|International Classification||G06Q10/00, G06F15/16, H04B1/38, G06F9/44, H04L12/28, G06F9/445, G06F15/173, G06F15/177, G06Q30/00, G06F11/00|
|Apr 3, 2006||AS||Assignment|
Owner name: INTEL CORPORATION, CALIFORNIA
Free format text: ASSIGNMENT OF ASSIGNORS INTEREST;ASSIGNORS:KUMAR, MOHAN J.;NACHIMUTHU, MURUGASAMY;BAUM, ALLEN;REEL/FRAME:017428/0053;SIGNING DATES FROM 20060313 TO 20060403
Owner name: INTEL CORPORATION, CALIFORNIA
Free format text: ASSIGNMENT OF ASSIGNORS INTEREST;ASSIGNORS:KUMAR, MOHAN J.;NACHIMUTHU, MURUGASAMY;BAUM, ALLEN;SIGNING DATES FROM 20060313 TO 20060403;REEL/FRAME:017428/0053
|Nov 18, 2014||CC||Certificate of correction|

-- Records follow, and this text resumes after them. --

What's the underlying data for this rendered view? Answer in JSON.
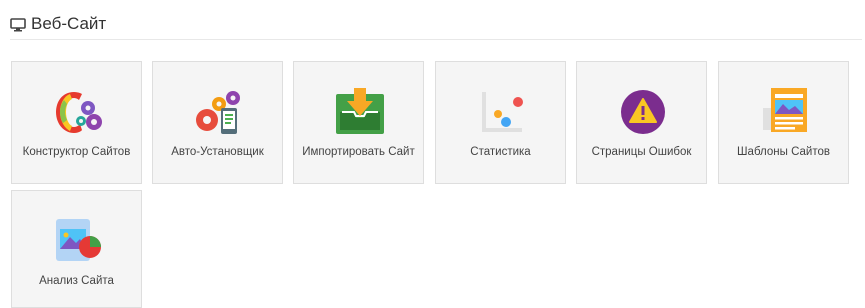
{
  "section": {
    "title": "Веб-Сайт",
    "icon": "monitor-icon"
  },
  "tiles": [
    {
      "label": "Конструктор Сайтов",
      "icon": "site-builder-icon"
    },
    {
      "label": "Авто-Установщик",
      "icon": "auto-installer-icon"
    },
    {
      "label": "Импортировать Сайт",
      "icon": "import-site-icon"
    },
    {
      "label": "Статистика",
      "icon": "statistics-icon"
    },
    {
      "label": "Страницы Ошибок",
      "icon": "error-pages-icon"
    },
    {
      "label": "Шаблоны Сайтов",
      "icon": "site-templates-icon"
    },
    {
      "label": "Анализ Сайта",
      "icon": "site-analysis-icon"
    }
  ],
  "colors": {
    "tile_background": "#f5f5f5",
    "tile_border": "#dedede",
    "header_rule": "#e8e8e8"
  }
}
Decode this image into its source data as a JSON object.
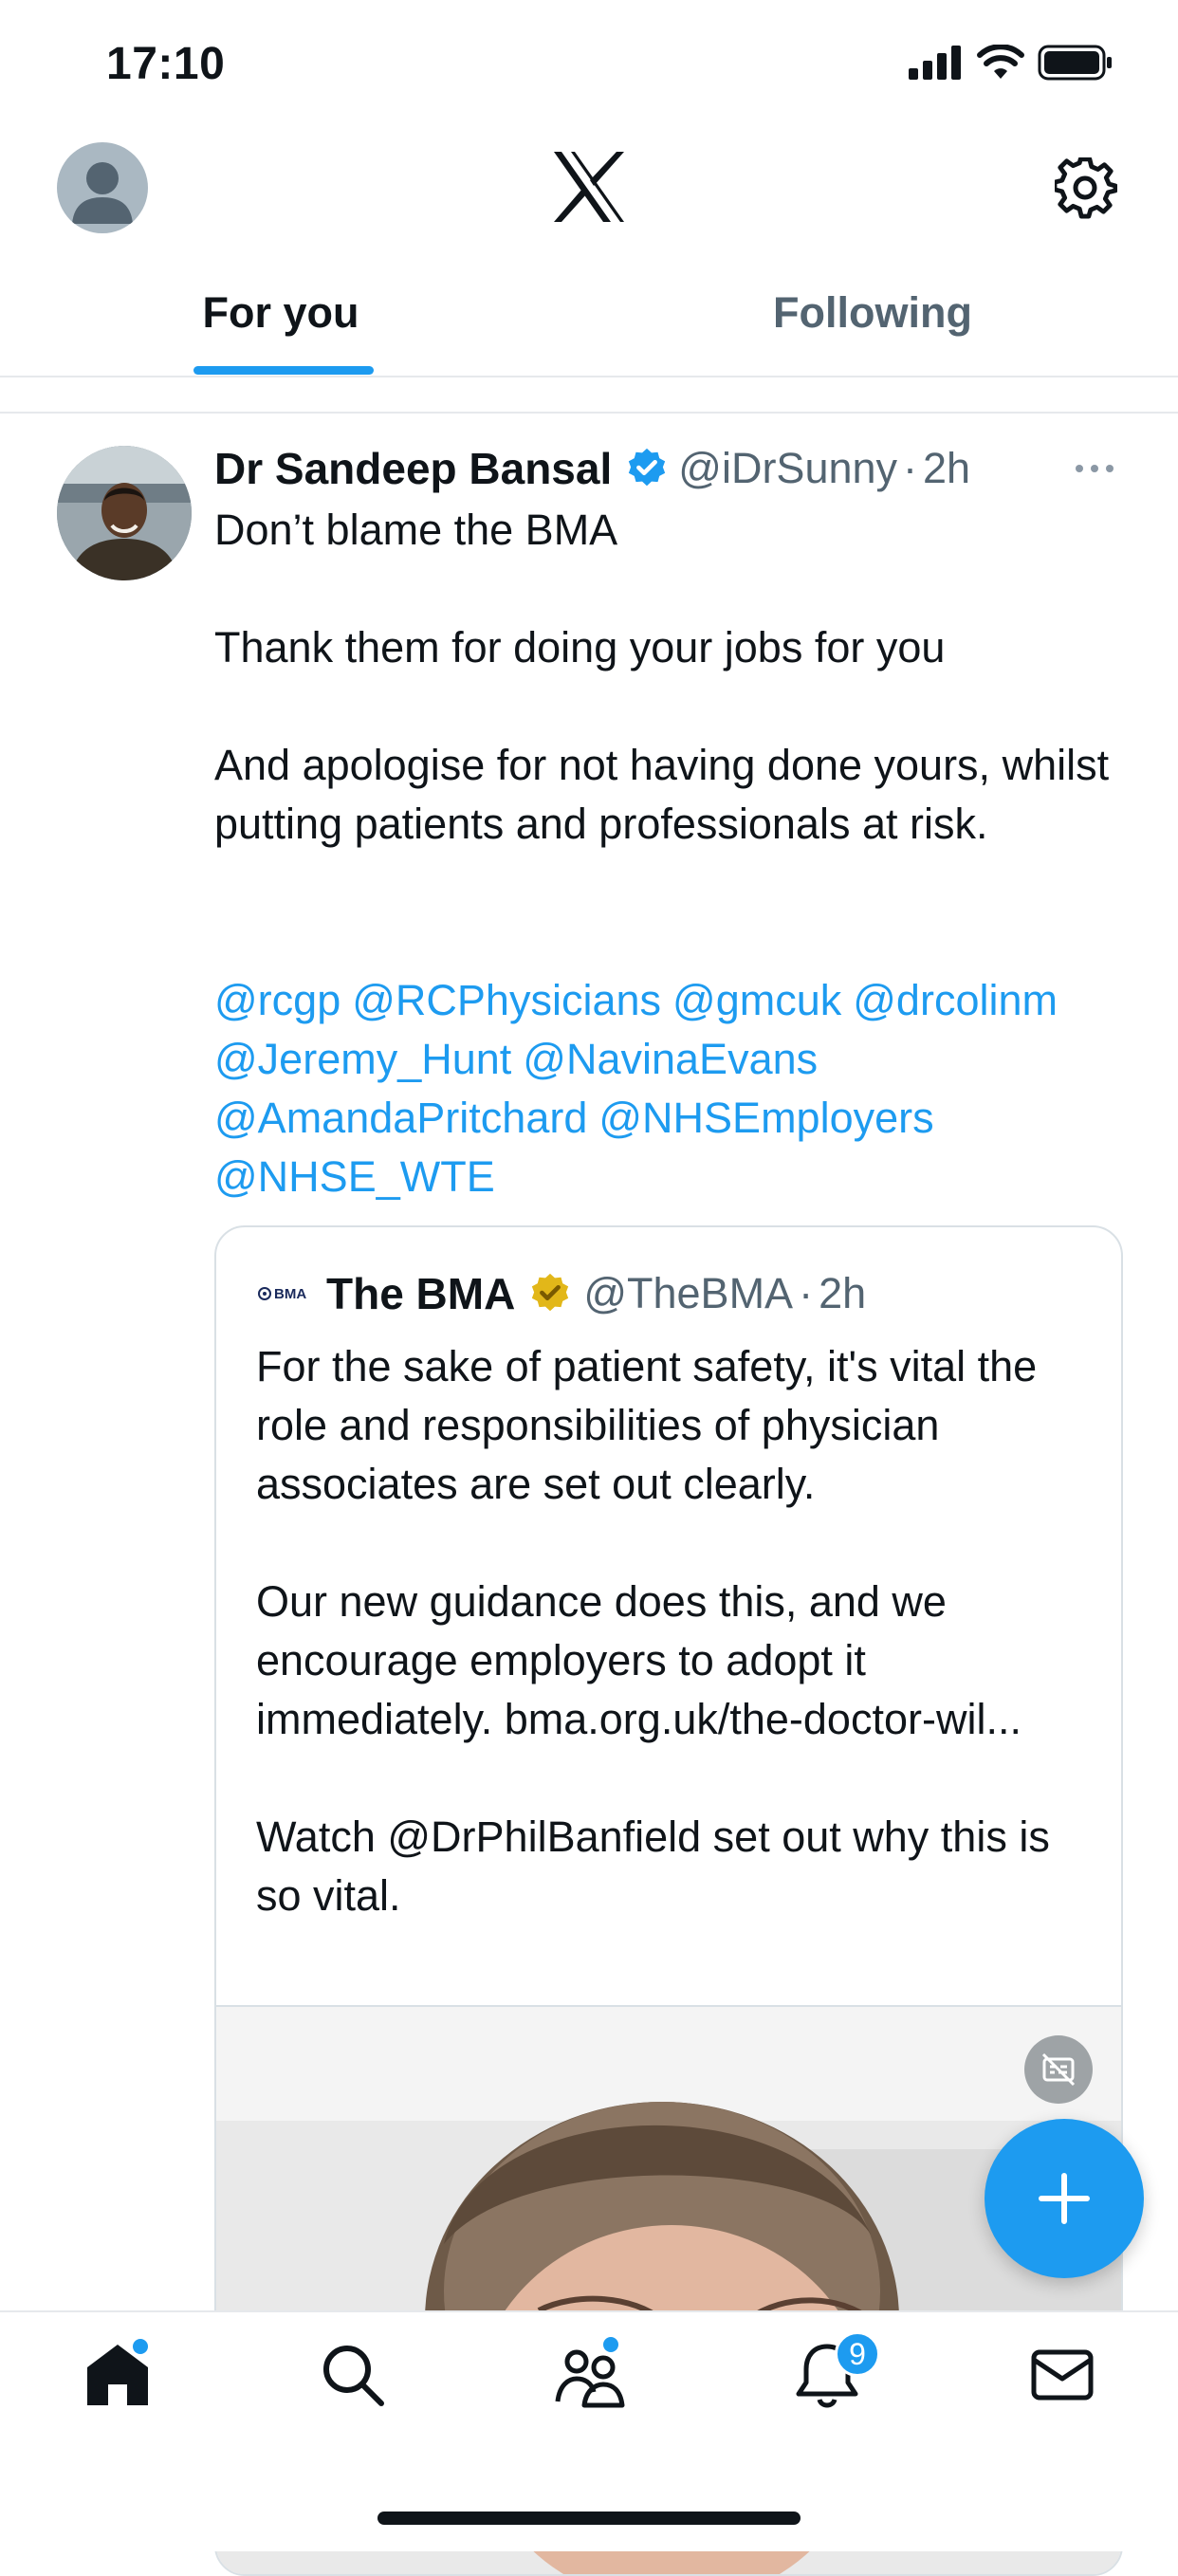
{
  "status_bar": {
    "time": "17:10"
  },
  "tabs": [
    {
      "label": "For you",
      "active": true
    },
    {
      "label": "Following",
      "active": false
    }
  ],
  "tweet": {
    "author_name": "Dr Sandeep Bansal",
    "handle": "@iDrSunny",
    "separator": "·",
    "time": "2h",
    "paragraphs": [
      "Don’t blame the BMA",
      "Thank them for doing your jobs for you",
      "And apologise for not having done yours, whilst putting patients and professionals at risk."
    ],
    "mentions": [
      "@rcgp",
      "@RCPhysicians",
      "@gmcuk",
      "@drcolinm",
      "@Jeremy_Hunt",
      "@NavinaEvans",
      "@AmandaPritchard",
      "@NHSEmployers",
      "@NHSE_WTE"
    ]
  },
  "quoted_tweet": {
    "logo_text": "BMA",
    "author_name": "The BMA",
    "handle": "@TheBMA",
    "separator": "·",
    "time": "2h",
    "paragraphs": [
      "For the sake of patient safety, it's vital the role and responsibilities of physician associates are set out clearly.",
      "Our new guidance does this, and we encourage employers to adopt it immediately. bma.org.uk/the-doctor-wil...",
      "Watch @DrPhilBanfield set out why this is so vital."
    ]
  },
  "notifications_badge": "9",
  "colors": {
    "accent": "#1d9bf0",
    "text": "#0f1419",
    "secondary": "#536471",
    "gold_badge": "#e2b719"
  },
  "icons": [
    "x-logo-icon",
    "gear-icon",
    "verified-badge-icon",
    "more-icon",
    "caption-icon",
    "plus-icon",
    "home-icon",
    "search-icon",
    "communities-icon",
    "bell-icon",
    "mail-icon"
  ]
}
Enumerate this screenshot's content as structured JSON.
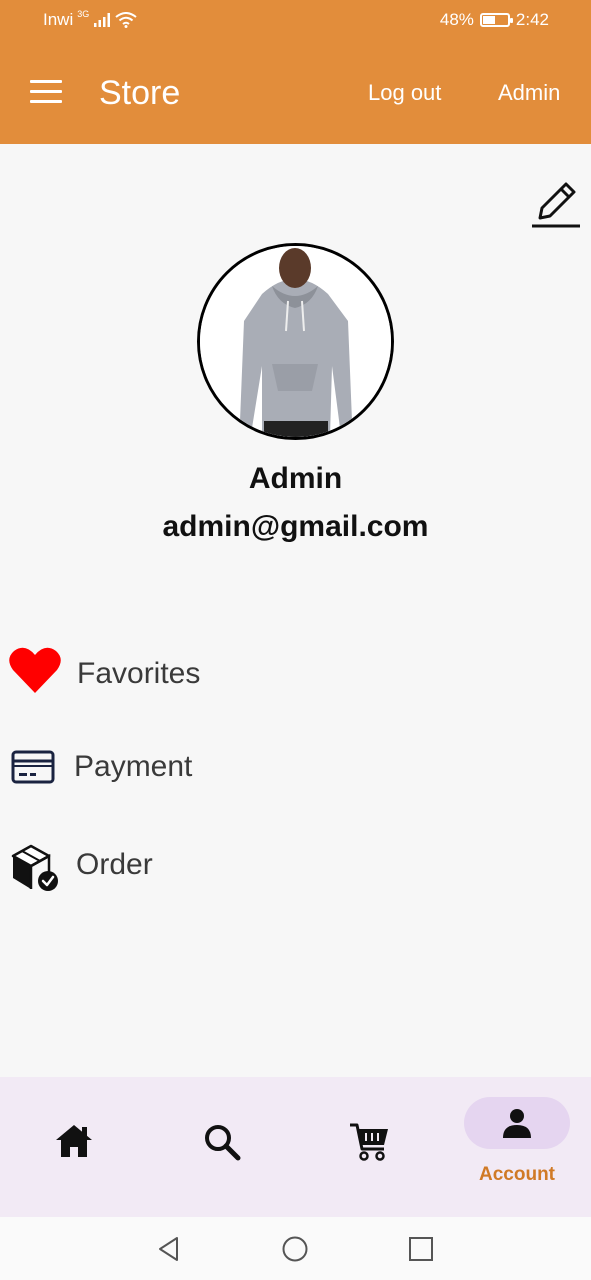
{
  "status_bar": {
    "carrier": "Inwi",
    "network": "3G",
    "battery": "48%",
    "battery_level": 0.48,
    "time": "2:42"
  },
  "app_bar": {
    "title": "Store",
    "logout_label": "Log out",
    "admin_label": "Admin"
  },
  "profile": {
    "name": "Admin",
    "email": "admin@gmail.com"
  },
  "menu": [
    {
      "label": "Favorites",
      "icon": "heart-icon"
    },
    {
      "label": "Payment",
      "icon": "credit-card-icon"
    },
    {
      "label": "Order",
      "icon": "package-check-icon"
    }
  ],
  "bottom_nav": {
    "items": [
      "home-icon",
      "search-icon",
      "cart-icon",
      "account-icon"
    ],
    "account_label": "Account",
    "active": "Account"
  },
  "colors": {
    "accent": "#e28d3b",
    "active_label": "#d07a26",
    "active_pill": "#e5d5f0",
    "nav_bg": "#f2eaf5",
    "favorite": "#ff0000"
  }
}
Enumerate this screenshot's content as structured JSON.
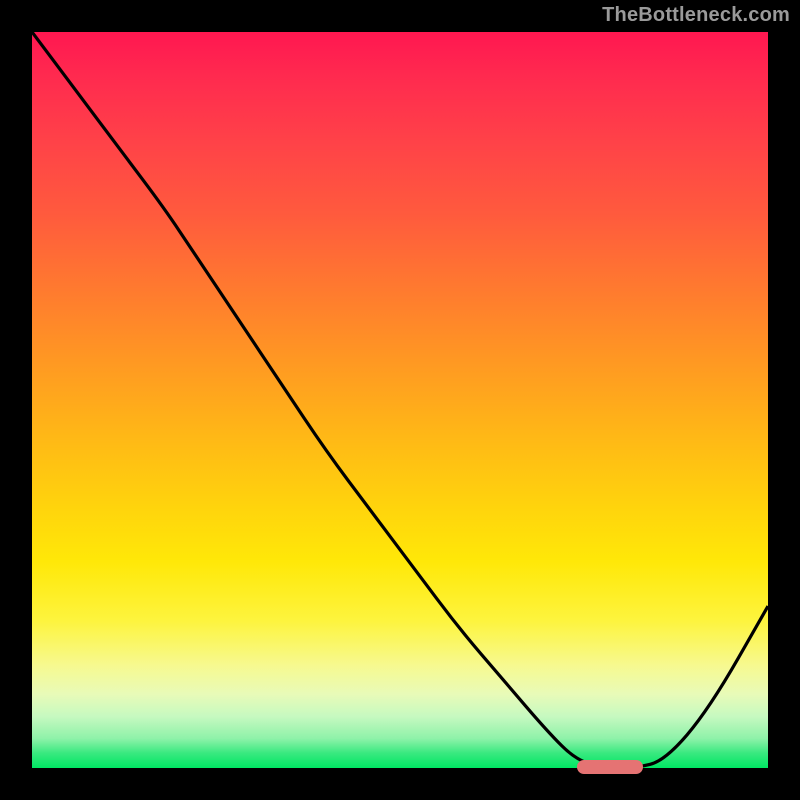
{
  "watermark": "TheBottleneck.com",
  "colors": {
    "curve_stroke": "#000000",
    "marker_fill": "#e57373",
    "frame_bg": "#000000"
  },
  "chart_data": {
    "type": "line",
    "title": "",
    "xlabel": "",
    "ylabel": "",
    "xlim": [
      0,
      100
    ],
    "ylim": [
      0,
      100
    ],
    "x": [
      0,
      6,
      12,
      18,
      22,
      28,
      34,
      40,
      46,
      52,
      58,
      64,
      70,
      74,
      78,
      82,
      86,
      92,
      100
    ],
    "y": [
      100,
      92,
      84,
      76,
      70,
      61,
      52,
      43,
      35,
      27,
      19,
      12,
      5,
      1,
      0,
      0,
      1,
      8,
      22
    ],
    "marker": {
      "x_start": 74,
      "x_end": 83,
      "y": 0
    },
    "gradient_stops": [
      {
        "pos": 0.0,
        "color": "#ff1750"
      },
      {
        "pos": 0.35,
        "color": "#ff7a2f"
      },
      {
        "pos": 0.65,
        "color": "#ffd50c"
      },
      {
        "pos": 0.9,
        "color": "#e8fbb8"
      },
      {
        "pos": 1.0,
        "color": "#00e763"
      }
    ]
  }
}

|Sep 9, 2015||FPAY||Fee payment|
Year of fee payment: 4